MORRISTOWN, NJ – On December 23rd, the U.S. Bureau of Economic Analysis issued its report on the Gross Domestic Product by State and Personal Income by State, 3rd Quarter 2022, covering the months of July through September 2022. Dr. Charles Steindel, the former Chief Economist of the State of New Jersey, analyzed the report for the Garden State Initiative:
We received some good economic numbers going into the holiday weekend.
New Jersey’s real GDP grew at a healthy 3.9% annual rate in the third quarter. That was higher than the nation’s 3.2% figure and ranked us 10th in the country—and higher than any other state in the Northeast. State real GDP numbers are compiled from estimates of industry output. In the second quarter, we were hurt by an odd weakness in nondurable goods manufacturing, but in the third quarter, we were aided by a marked rebound in that sector.
Personal income in the state was also strong in the third quarter, growing at a 5.5% rate—18th in the nation. In this case, two other Northeastern states, Maine and Delaware were higher than us. In both those states, there were unusually strong increases in transfer payments (incredibly strong in Maine), while that income category fell here. In contrast, the 7.2% rate of growth of “net earnings” (employee compensation plus the income of noncorporate businesses) in New Jersey was the highest figure.

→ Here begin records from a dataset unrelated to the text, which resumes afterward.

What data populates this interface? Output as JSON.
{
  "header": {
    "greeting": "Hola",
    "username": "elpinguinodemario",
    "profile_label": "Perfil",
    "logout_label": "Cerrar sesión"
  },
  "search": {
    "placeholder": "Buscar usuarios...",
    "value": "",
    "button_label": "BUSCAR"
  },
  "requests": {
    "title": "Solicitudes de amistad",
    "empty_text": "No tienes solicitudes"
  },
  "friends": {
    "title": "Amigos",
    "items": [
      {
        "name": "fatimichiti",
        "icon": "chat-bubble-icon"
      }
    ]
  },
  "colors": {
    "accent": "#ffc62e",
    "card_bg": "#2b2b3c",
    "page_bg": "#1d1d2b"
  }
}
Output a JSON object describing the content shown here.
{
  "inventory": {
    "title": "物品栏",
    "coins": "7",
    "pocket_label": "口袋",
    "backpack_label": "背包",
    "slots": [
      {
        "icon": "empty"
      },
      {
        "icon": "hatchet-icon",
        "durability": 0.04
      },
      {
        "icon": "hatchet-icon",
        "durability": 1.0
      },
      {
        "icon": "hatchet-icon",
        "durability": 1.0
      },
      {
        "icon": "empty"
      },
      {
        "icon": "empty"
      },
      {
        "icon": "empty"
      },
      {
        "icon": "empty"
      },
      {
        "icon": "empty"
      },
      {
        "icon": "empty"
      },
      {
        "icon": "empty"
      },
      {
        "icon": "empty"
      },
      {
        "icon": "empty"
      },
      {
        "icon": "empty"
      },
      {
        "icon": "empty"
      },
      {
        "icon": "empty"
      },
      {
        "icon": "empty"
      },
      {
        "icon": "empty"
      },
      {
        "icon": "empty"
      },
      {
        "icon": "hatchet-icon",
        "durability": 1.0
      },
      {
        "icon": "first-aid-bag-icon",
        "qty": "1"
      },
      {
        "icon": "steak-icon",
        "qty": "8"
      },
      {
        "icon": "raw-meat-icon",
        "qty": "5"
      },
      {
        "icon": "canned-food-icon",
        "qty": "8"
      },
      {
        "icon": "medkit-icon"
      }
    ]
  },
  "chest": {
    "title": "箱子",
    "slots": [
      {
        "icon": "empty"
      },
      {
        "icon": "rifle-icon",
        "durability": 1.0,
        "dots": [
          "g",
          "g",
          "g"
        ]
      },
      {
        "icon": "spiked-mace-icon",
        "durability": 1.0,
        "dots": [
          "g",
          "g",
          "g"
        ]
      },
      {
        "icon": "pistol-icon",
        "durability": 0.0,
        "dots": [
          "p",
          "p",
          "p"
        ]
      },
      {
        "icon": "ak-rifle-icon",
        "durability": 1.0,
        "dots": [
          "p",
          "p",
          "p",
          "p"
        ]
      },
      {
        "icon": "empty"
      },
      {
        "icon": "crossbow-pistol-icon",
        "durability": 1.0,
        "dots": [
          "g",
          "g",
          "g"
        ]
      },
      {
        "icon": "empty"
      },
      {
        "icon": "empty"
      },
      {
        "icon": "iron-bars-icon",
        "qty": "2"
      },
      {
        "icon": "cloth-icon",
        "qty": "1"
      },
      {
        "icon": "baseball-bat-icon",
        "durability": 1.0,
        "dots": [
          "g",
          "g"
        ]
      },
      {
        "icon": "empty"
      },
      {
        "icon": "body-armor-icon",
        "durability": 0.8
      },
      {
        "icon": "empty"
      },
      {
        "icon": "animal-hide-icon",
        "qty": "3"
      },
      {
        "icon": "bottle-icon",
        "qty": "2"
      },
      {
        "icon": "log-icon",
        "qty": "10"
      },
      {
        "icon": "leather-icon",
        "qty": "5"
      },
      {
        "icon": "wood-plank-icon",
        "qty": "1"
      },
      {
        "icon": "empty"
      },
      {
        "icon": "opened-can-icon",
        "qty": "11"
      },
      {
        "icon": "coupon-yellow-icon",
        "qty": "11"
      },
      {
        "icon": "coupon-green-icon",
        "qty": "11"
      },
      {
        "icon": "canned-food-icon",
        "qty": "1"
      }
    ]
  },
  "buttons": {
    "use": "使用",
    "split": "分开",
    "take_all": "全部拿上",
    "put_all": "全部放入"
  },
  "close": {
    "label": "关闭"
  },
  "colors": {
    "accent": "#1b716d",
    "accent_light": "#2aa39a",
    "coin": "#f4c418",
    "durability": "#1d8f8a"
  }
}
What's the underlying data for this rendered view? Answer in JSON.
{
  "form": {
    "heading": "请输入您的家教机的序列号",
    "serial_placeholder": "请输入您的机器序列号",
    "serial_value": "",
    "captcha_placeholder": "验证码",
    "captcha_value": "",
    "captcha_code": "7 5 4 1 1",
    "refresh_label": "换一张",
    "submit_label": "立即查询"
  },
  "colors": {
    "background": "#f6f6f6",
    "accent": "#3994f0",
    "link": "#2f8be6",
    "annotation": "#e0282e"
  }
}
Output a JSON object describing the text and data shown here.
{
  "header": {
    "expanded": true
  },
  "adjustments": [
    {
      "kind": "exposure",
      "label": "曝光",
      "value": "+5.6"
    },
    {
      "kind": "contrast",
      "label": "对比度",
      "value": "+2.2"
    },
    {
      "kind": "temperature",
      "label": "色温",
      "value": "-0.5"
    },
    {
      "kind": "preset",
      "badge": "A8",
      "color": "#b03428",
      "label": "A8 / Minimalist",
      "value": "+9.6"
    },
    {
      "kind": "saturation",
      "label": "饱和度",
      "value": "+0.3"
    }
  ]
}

Is Inflation Impacting New Jersey Income Growth?
A natural question is how much has inflation taken off from the state’s income growth—are price increases in New Jersey slower, faster, or the same as the national numbers? Surprisingly, price increases have apparently been, on average, no higher and, perhaps a bit lower recently in this area than elsewhere.
As of November, the Consumer Price Index for the New York-Newark-New Jersey area was 5.9% higher than in November 2021, compared to a national increase of 7.0%. The latest figure for the Philadelphia-Camden-Wilmington area is from October; that was up 7.8% from a year earlier, matching the national mark. Furthermore, last week the US Bureau of Economic Analysis (BEA) released estimates for 2021 of real and current-dollar spending by state. New Jersey’s price index grew 2.6% last year, which was noticeably under the 4.0% national increase.
Of course, relatively low growth in a year or two doesn’t alter the fact that the level of prices here is much higher than the national average. BEA estimates that the cost of living in 2021 in New Jersey was 9.1% higher than average. This gap is almost entirely due to higher costs for housing (34.6%) and utility (17.9%).